At the heart of Minor Moon
’s open-ended and knotty country rock songs is an undeniably inviting lightness. While the Chicago-based songwriter and bandleader Sam Cantor
writes impressionistic songs about the end of the world, they’re wrapped in such a warm blanket of lush guitars and pastoral twang that they always leave a hopeful spark. On their latest LP, The Light Up Waltz
, Cantor sings of the fantastical in magical traveling bands, swaying bridges, and aquamarine metamorphoses. Still, he’s concerned with fundamentally human questions about who we are and how we reinvent ourselves when everything crumbles around us.
While the 2021 release of Minor Moon’s third LP Tethers
coincided with a transitional period in Cantor’s life, The Light Up Waltz
materialized during a time of unprecedented personal stability and creativity. He immersed himself in Chicago’s immensely collaborative music community performing live with V.V. Lightbody, Andrew Sa, Half Gringa,
and more. “I was finding a more vibrant way of being myself in the world and relating to other people,” he says. “I took my approach to guitar more seriously. I started playing with a lot more bands and playing a lot more of other people's music.”
The Light Up Waltz
juxtaposes this buoyant and communal musical approach with lyrics that often sound like a post-apocalyptic fever dream. The first side follows a narrator who flees a decaying world and ends up somewhere stranger, freer and more open-ended. Take the rollicking “I Could See It Coming,” where Cantor sings, "But before we crossed on / I buried our gods / in an empty old playground in the sandbox / Where I could see it coming.” He explains, “What was resonating to me while writing was this contradictory feeling of personal transformation in the midst of pretty intense societal disarray. I became very focused on how everything eventually collapses and the songs became kind of a collection of folktales about a world after collapse." It’s heady stuff on paper but allowing these 10 songs to unfold and unwind is an evocative experience.
Even with the post-dystopian narrative context, joy permeates throughout the album. Lead single “The Light Up Waltz” conjures the enduring warmth of an old memory over an intimate and ambling country arrangement: “And the last band played The Light Up Waltz / with all the glowing snow, The Light Up Waltz,” Elsewhere, “Miriam Underwater” tells a bittersweet but affirming love story of one partner’s irrevocable transformation. “I know you love me and you know I cannot follow / There’s something nothing but the water can give,” sings Cantor.
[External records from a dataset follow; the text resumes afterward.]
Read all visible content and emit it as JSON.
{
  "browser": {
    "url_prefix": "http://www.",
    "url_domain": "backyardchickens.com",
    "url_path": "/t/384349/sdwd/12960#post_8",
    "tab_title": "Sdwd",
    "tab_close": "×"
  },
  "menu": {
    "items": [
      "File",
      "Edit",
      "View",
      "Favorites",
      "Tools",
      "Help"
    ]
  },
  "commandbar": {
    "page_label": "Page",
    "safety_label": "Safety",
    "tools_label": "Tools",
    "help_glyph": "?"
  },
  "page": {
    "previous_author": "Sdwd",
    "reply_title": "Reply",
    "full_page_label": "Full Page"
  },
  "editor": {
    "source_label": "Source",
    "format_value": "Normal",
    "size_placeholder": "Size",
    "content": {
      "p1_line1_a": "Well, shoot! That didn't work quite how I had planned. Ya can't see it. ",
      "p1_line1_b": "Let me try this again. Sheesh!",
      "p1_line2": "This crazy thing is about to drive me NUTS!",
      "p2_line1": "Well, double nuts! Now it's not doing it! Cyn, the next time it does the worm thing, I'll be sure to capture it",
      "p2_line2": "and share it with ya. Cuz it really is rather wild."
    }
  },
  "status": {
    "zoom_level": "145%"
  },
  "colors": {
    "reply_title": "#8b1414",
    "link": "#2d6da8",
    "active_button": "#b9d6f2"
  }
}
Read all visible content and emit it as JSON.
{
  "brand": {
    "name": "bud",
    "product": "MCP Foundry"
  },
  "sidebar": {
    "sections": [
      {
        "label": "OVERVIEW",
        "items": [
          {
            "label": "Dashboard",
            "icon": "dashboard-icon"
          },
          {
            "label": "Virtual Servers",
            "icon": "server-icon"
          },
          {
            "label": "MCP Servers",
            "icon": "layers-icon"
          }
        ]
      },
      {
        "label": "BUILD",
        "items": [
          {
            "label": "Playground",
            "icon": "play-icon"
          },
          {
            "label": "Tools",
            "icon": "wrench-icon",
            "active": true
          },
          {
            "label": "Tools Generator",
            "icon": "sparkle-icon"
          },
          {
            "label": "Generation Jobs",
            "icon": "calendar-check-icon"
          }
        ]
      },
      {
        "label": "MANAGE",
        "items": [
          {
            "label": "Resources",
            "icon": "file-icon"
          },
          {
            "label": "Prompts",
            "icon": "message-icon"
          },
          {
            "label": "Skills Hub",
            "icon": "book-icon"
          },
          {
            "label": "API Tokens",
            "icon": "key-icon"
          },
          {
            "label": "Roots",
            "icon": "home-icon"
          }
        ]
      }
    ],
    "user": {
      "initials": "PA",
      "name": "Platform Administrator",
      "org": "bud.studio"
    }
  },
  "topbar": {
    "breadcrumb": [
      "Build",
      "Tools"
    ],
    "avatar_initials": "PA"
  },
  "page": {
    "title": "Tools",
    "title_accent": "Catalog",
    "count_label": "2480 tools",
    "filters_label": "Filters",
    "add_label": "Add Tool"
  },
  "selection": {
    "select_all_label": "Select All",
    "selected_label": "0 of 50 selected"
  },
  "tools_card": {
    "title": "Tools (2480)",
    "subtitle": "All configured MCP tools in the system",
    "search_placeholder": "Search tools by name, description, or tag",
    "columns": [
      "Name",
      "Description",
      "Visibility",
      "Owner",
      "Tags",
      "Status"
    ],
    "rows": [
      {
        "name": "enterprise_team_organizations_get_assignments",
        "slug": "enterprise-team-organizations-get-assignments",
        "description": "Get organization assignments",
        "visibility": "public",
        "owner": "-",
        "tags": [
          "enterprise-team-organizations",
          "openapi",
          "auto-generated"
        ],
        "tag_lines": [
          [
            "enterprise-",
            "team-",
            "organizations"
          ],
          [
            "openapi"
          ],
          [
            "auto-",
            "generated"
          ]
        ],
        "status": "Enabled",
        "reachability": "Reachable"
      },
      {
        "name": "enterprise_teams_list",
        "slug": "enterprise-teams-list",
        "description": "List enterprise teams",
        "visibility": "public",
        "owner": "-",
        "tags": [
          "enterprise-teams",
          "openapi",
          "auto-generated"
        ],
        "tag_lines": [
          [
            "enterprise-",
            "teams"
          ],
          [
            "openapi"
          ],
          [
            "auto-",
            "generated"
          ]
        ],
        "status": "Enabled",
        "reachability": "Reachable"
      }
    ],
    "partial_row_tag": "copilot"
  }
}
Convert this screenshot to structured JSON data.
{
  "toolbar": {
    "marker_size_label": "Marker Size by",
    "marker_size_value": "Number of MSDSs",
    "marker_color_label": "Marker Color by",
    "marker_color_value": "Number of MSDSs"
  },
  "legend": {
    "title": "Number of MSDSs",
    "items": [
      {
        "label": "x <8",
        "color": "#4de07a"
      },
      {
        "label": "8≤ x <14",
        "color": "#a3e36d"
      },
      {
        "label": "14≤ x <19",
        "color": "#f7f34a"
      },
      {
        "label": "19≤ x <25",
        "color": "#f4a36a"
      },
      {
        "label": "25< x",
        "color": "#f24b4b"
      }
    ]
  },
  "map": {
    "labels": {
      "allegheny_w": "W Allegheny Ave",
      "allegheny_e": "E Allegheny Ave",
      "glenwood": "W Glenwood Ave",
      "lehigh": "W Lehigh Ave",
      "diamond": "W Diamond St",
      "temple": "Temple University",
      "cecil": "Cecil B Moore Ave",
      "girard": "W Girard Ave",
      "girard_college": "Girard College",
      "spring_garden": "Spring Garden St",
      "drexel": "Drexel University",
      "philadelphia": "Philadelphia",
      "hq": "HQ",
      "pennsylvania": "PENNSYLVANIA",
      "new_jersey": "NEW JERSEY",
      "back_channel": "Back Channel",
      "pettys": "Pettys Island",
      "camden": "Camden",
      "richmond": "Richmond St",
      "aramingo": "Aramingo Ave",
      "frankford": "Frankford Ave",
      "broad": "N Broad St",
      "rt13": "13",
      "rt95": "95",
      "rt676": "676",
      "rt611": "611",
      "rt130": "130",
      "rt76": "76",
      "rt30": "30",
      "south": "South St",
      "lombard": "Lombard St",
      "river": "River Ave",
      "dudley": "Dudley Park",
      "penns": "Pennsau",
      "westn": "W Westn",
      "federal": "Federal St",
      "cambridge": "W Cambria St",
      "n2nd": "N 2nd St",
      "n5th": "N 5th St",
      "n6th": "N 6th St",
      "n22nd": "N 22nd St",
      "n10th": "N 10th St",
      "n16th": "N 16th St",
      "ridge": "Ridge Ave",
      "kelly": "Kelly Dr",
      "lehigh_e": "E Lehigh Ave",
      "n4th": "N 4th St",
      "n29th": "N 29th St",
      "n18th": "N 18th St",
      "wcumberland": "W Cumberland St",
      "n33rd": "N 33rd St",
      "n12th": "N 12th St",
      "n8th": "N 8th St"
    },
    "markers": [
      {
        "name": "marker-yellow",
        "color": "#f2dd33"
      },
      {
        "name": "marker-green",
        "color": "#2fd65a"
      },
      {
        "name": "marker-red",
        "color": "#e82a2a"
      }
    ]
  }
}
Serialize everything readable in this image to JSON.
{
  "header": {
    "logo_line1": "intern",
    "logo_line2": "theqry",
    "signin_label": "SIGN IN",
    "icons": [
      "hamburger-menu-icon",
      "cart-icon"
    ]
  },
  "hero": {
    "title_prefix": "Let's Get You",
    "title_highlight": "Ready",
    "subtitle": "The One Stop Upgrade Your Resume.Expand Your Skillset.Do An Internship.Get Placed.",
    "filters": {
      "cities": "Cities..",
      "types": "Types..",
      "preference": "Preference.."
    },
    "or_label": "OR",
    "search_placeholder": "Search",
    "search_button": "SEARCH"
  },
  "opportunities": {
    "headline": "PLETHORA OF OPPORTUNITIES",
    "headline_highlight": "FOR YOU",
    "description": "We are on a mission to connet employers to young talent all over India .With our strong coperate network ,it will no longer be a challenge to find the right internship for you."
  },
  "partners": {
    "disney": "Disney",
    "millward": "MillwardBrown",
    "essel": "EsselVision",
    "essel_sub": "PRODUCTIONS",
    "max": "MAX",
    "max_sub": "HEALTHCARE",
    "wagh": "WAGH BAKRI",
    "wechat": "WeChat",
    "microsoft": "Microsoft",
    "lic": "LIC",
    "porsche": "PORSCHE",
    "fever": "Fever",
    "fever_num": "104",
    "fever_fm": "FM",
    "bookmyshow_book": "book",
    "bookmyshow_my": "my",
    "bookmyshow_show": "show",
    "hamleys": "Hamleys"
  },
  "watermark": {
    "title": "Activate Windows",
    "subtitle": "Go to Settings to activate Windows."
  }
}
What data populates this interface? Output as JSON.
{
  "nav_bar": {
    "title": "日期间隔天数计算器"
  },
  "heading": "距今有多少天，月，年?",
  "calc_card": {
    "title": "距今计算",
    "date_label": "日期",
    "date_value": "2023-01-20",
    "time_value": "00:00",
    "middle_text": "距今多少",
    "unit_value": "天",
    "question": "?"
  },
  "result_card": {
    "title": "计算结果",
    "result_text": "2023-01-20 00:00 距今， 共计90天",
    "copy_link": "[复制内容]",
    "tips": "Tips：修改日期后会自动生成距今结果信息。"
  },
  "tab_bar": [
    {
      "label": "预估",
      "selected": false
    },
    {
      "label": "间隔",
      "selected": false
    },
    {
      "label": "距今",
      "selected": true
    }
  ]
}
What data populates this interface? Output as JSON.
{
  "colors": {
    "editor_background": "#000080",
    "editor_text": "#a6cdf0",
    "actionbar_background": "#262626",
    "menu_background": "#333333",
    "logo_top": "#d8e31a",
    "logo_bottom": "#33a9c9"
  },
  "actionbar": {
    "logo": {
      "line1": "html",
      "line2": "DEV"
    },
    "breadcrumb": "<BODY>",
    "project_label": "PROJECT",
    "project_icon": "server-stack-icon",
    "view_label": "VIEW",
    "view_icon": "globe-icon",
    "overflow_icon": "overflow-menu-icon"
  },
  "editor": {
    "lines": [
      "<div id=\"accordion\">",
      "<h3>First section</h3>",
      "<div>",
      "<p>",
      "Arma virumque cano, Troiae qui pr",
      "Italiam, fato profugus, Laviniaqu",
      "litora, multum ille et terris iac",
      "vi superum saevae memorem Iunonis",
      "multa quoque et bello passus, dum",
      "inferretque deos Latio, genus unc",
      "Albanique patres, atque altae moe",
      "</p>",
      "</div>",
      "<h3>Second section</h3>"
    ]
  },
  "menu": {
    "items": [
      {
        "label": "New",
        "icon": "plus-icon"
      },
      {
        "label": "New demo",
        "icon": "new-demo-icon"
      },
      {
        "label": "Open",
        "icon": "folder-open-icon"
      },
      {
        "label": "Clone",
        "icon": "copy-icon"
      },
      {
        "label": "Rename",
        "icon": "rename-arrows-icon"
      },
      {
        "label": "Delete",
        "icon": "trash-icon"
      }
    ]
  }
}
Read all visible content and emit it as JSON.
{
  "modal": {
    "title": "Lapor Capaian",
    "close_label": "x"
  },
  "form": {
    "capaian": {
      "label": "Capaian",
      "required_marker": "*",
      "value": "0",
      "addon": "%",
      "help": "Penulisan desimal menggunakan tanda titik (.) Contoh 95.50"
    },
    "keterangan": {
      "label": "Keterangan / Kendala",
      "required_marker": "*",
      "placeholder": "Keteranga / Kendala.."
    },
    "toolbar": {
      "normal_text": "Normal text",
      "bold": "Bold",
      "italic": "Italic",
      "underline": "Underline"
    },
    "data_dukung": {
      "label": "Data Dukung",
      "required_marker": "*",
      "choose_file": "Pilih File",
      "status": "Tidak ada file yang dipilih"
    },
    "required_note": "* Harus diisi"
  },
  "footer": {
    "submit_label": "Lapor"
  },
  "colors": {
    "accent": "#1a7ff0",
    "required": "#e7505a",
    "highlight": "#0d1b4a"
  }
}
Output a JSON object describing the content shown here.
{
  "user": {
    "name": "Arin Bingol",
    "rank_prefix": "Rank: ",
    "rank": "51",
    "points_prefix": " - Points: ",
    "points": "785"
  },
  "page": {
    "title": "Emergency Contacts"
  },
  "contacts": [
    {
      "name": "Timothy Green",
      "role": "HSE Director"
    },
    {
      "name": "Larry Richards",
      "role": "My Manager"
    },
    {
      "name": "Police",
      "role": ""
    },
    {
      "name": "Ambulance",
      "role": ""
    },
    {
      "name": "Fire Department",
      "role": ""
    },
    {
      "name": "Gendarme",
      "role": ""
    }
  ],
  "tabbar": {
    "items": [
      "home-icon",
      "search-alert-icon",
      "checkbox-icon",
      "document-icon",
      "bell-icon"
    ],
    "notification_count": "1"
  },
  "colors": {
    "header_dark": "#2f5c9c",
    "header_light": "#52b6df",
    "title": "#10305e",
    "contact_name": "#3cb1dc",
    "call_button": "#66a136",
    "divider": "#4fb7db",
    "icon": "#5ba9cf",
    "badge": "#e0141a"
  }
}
The track simmers with interlocking guitar riffs and wah-tinged psychedelia. “I love the performance that we got out of it,” says Cantor. “It's a really good reflection of the band's energy and the production is very playful.”
Cantor produced The Light Up Waltz
, which was mixed with Dave Vettraino
, and he’s joined by a new backing band of bassist Jason Ashworth
, pedal steel player Max Subar
, drummer and percussionist Sam Subar
, and guitarist Chet Zenor
. Minor Moon has been consistently one of Chicago’s most thrilling live acts and here, the freewheeling immediacy of their stage show comes first. At its best, The Light Up Waltz
finds the band settling into a stargazing groove and never letting up.
It’s persistently disarming and danceable.
The band is joined by a rotating cast of Chicago collaborators including V.V. Lightbody, Sima Cunningham, Dustin Laurenzi, Elizabeth Moen, Macie Stewart, Hunter Diamond, Lia Kohl,
and Andrew Sa, creating an ornate and lively context for these songs to live and grow. “I was feeling really connected to a lot of musicians that I look up to after being here for seven years,” says Cantor. “I took building musical community and camaraderie by playing with people more seriously than ever for this album.”
There’s an enveloping sense of rejuvenation throughout The Light Up Waltz
. On “Under Beyond,” Cantor optimistically sings, “Look now we’re carvin’ it out / Pickin' through the ruins layering the underground.” It’s all you can do when things fall apart: slowly pick up the pieces and build them back for something better.
“This is the kind of record that I've been writing towards from a personal spiritual perspective as well as a musical perspective for a long time,” says Cantor. “This feels like a culmination for Minor Moon.”
Josh Terry October 3, 2023 Chicago, IL